'''
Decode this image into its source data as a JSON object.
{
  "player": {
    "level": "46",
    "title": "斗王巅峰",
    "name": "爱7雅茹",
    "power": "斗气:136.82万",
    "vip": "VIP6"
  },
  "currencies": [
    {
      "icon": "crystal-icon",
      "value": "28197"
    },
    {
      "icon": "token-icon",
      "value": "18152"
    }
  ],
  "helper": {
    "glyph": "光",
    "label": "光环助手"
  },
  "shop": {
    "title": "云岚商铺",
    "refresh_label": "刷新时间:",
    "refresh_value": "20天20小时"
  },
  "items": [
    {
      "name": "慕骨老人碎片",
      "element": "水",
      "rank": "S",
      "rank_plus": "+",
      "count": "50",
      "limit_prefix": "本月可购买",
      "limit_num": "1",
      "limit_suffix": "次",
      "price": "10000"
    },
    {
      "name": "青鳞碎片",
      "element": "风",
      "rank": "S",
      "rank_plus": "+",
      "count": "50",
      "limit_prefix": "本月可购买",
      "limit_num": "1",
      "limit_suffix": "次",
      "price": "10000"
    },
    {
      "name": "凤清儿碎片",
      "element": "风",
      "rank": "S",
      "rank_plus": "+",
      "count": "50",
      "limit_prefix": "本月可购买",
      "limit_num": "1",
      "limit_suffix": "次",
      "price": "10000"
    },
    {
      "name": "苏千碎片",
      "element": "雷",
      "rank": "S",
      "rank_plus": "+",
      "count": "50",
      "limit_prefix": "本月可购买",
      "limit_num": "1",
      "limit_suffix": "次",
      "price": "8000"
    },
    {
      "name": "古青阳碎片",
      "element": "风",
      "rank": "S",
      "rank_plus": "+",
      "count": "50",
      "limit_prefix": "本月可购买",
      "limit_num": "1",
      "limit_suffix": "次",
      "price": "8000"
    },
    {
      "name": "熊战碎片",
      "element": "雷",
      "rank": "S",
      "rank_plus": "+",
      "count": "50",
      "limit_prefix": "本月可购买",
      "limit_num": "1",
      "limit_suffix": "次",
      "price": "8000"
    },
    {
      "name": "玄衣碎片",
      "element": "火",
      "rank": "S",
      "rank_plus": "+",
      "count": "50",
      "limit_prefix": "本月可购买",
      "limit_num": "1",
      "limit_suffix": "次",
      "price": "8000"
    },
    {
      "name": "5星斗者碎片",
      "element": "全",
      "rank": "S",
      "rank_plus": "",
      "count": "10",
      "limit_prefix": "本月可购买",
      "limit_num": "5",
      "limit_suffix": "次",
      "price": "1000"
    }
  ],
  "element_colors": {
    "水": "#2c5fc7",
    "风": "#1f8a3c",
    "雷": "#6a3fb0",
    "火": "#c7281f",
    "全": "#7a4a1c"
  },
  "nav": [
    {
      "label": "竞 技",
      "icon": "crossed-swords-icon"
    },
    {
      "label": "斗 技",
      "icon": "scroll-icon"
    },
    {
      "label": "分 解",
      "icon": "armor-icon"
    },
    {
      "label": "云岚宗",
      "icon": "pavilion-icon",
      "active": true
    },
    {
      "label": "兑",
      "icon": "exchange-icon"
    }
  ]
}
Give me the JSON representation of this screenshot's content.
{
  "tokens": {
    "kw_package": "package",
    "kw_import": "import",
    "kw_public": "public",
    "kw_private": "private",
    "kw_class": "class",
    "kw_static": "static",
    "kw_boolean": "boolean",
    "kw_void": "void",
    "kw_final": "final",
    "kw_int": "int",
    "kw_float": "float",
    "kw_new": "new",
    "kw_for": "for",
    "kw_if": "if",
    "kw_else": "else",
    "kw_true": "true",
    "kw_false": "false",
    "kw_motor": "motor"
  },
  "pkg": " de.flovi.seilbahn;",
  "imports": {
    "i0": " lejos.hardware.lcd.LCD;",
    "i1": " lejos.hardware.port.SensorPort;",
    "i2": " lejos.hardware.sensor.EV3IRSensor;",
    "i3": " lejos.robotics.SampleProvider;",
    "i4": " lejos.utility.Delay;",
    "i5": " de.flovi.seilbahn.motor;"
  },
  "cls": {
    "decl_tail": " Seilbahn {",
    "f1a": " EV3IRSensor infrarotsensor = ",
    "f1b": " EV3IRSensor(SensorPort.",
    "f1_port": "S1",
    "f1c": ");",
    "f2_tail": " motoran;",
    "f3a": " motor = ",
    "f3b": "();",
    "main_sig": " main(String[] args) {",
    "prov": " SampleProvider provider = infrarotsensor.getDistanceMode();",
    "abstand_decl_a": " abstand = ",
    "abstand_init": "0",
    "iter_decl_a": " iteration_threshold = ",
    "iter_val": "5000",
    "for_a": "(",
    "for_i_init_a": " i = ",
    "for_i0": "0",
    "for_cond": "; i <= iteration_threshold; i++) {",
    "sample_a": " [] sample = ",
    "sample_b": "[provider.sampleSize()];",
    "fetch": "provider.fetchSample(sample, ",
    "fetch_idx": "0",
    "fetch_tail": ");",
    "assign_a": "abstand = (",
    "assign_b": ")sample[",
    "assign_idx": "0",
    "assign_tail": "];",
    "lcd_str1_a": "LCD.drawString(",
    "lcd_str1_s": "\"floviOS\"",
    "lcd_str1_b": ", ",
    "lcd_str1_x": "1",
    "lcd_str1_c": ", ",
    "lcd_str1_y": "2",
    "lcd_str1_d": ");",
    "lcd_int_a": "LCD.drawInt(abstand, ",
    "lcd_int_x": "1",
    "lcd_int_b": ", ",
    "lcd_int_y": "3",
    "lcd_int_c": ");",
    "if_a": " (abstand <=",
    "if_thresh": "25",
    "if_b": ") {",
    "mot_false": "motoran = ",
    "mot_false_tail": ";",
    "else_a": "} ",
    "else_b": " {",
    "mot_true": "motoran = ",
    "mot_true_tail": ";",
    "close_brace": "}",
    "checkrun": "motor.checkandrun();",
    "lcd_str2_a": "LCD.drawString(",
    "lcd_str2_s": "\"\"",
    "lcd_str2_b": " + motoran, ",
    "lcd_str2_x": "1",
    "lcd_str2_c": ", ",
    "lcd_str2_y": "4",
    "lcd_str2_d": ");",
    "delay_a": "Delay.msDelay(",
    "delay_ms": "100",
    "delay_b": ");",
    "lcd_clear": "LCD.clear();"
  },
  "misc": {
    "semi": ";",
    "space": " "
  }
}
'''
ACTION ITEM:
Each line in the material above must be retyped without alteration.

REPLY:
Decode this image into its source data as a JSON object.
{
  "player": {
    "level": "46",
    "title": "斗王巅峰",
    "name": "爱7雅茹",
    "power": "斗气:136.82万",
    "vip": "VIP6"
  },
  "currencies": [
    {
      "icon": "crystal-icon",
      "value": "28197"
    },
    {
      "icon": "token-icon",
      "value": "18152"
    }
  ],
  "helper": {
    "glyph": "光",
    "label": "光环助手"
  },
  "shop": {
    "title": "云岚商铺",
    "refresh_label": "刷新时间:",
    "refresh_value": "20天20小时"
  },
  "items": [
    {
      "name": "慕骨老人碎片",
      "element": "水",
      "rank": "S",
      "rank_plus": "+",
      "count": "50",
      "limit_prefix": "本月可购买",
      "limit_num": "1",
      "limit_suffix": "次",
      "price": "10000"
    },
    {
      "name": "青鳞碎片",
      "element": "风",
      "rank": "S",
      "rank_plus": "+",
      "count": "50",
      "limit_prefix": "本月可购买",
      "limit_num": "1",
      "limit_suffix": "次",
      "price": "10000"
    },
    {
      "name": "凤清儿碎片",
      "element": "风",
      "rank": "S",
      "rank_plus": "+",
      "count": "50",
      "limit_prefix": "本月可购买",
      "limit_num": "1",
      "limit_suffix": "次",
      "price": "10000"
    },
    {
      "name": "苏千碎片",
      "element": "雷",
      "rank": "S",
      "rank_plus": "+",
      "count": "50",
      "limit_prefix": "本月可购买",
      "limit_num": "1",
      "limit_suffix": "次",
      "price": "8000"
    },
    {
      "name": "古青阳碎片",
      "element": "风",
      "rank": "S",
      "rank_plus": "+",
      "count": "50",
      "limit_prefix": "本月可购买",
      "limit_num": "1",
      "limit_suffix": "次",
      "price": "8000"
    },
    {
      "name": "熊战碎片",
      "element": "雷",
      "rank": "S",
      "rank_plus": "+",
      "count": "50",
      "limit_prefix": "本月可购买",
      "limit_num": "1",
      "limit_suffix": "次",
      "price": "8000"
    },
    {
      "name": "玄衣碎片",
      "element": "火",
      "rank": "S",
      "rank_plus": "+",
      "count": "50",
      "limit_prefix": "本月可购买",
      "limit_num": "1",
      "limit_suffix": "次",
      "price": "8000"
    },
    {
      "name": "5星斗者碎片",
      "element": "全",
      "rank": "S",
      "rank_plus": "",
      "count": "10",
      "limit_prefix": "本月可购买",
      "limit_num": "5",
      "limit_suffix": "次",
      "price": "1000"
    }
  ],
  "element_colors": {
    "水": "#2c5fc7",
    "风": "#1f8a3c",
    "雷": "#6a3fb0",
    "火": "#c7281f",
    "全": "#7a4a1c"
  },
  "nav": [
    {
      "label": "竞 技",
      "icon": "crossed-swords-icon"
    },
    {
      "label": "斗 技",
      "icon": "scroll-icon"
    },
    {
      "label": "分 解",
      "icon": "armor-icon"
    },
    {
      "label": "云岚宗",
      "icon": "pavilion-icon",
      "active": true
    },
    {
      "label": "兑",
      "icon": "exchange-icon"
    }
  ]
}
Give me the JSON representation of this screenshot's content.
{
  "tokens": {
    "kw_package": "package",
    "kw_import": "import",
    "kw_public": "public",
    "kw_private": "private",
    "kw_class": "class",
    "kw_static": "static",
    "kw_boolean": "boolean",
    "kw_void": "void",
    "kw_final": "final",
    "kw_int": "int",
    "kw_float": "float",
    "kw_new": "new",
    "kw_for": "for",
    "kw_if": "if",
    "kw_else": "else",
    "kw_true": "true",
    "kw_false": "false",
    "kw_motor": "motor"
  },
  "pkg": " de.flovi.seilbahn;",
  "imports": {
    "i0": " lejos.hardware.lcd.LCD;",
    "i1": " lejos.hardware.port.SensorPort;",
    "i2": " lejos.hardware.sensor.EV3IRSensor;",
    "i3": " lejos.robotics.SampleProvider;",
    "i4": " lejos.utility.Delay;",
    "i5": " de.flovi.seilbahn.motor;"
  },
  "cls": {
    "decl_tail": " Seilbahn {",
    "f1a": " EV3IRSensor infrarotsensor = ",
    "f1b": " EV3IRSensor(SensorPort.",
    "f1_port": "S1",
    "f1c": ");",
    "f2_tail": " motoran;",
    "f3a": " motor = ",
    "f3b": "();",
    "main_sig": " main(String[] args) {",
    "prov": " SampleProvider provider = infrarotsensor.getDistanceMode();",
    "abstand_decl_a": " abstand = ",
    "abstand_init": "0",
    "iter_decl_a": " iteration_threshold = ",
    "iter_val": "5000",
    "for_a": "(",
    "for_i_init_a": " i = ",
    "for_i0": "0",
    "for_cond": "; i <= iteration_threshold; i++) {",
    "sample_a": " [] sample = ",
    "sample_b": "[provider.sampleSize()];",
    "fetch": "provider.fetchSample(sample, ",
    "fetch_idx": "0",
    "fetch_tail": ");",
    "assign_a": "abstand = (",
    "assign_b": ")sample[",
    "assign_idx": "0",
    "assign_tail": "];",
    "lcd_str1_a": "LCD.drawString(",
    "lcd_str1_s": "\"floviOS\"",
    "lcd_str1_b": ", ",
    "lcd_str1_x": "1",
    "lcd_str1_c": ", ",
    "lcd_str1_y": "2",
    "lcd_str1_d": ");",
    "lcd_int_a": "LCD.drawInt(abstand, ",
    "lcd_int_x": "1",
    "lcd_int_b": ", ",
    "lcd_int_y": "3",
    "lcd_int_c": ");",
    "if_a": " (abstand <=",
    "if_thresh": "25",
    "if_b": ") {",
    "mot_false": "motoran = ",
    "mot_false_tail": ";",
    "else_a": "} ",
    "else_b": " {",
    "mot_true": "motoran = ",
    "mot_true_tail": ";",
    "close_brace": "}",
    "checkrun": "motor.checkandrun();",
    "lcd_str2_a": "LCD.drawString(",
    "lcd_str2_s": "\"\"",
    "lcd_str2_b": " + motoran, ",
    "lcd_str2_x": "1",
    "lcd_str2_c": ", ",
    "lcd_str2_y": "4",
    "lcd_str2_d": ");",
    "delay_a": "Delay.msDelay(",
    "delay_ms": "100",
    "delay_b": ");",
    "lcd_clear": "LCD.clear();"
  },
  "misc": {
    "semi": ";",
    "space": " "
  }
}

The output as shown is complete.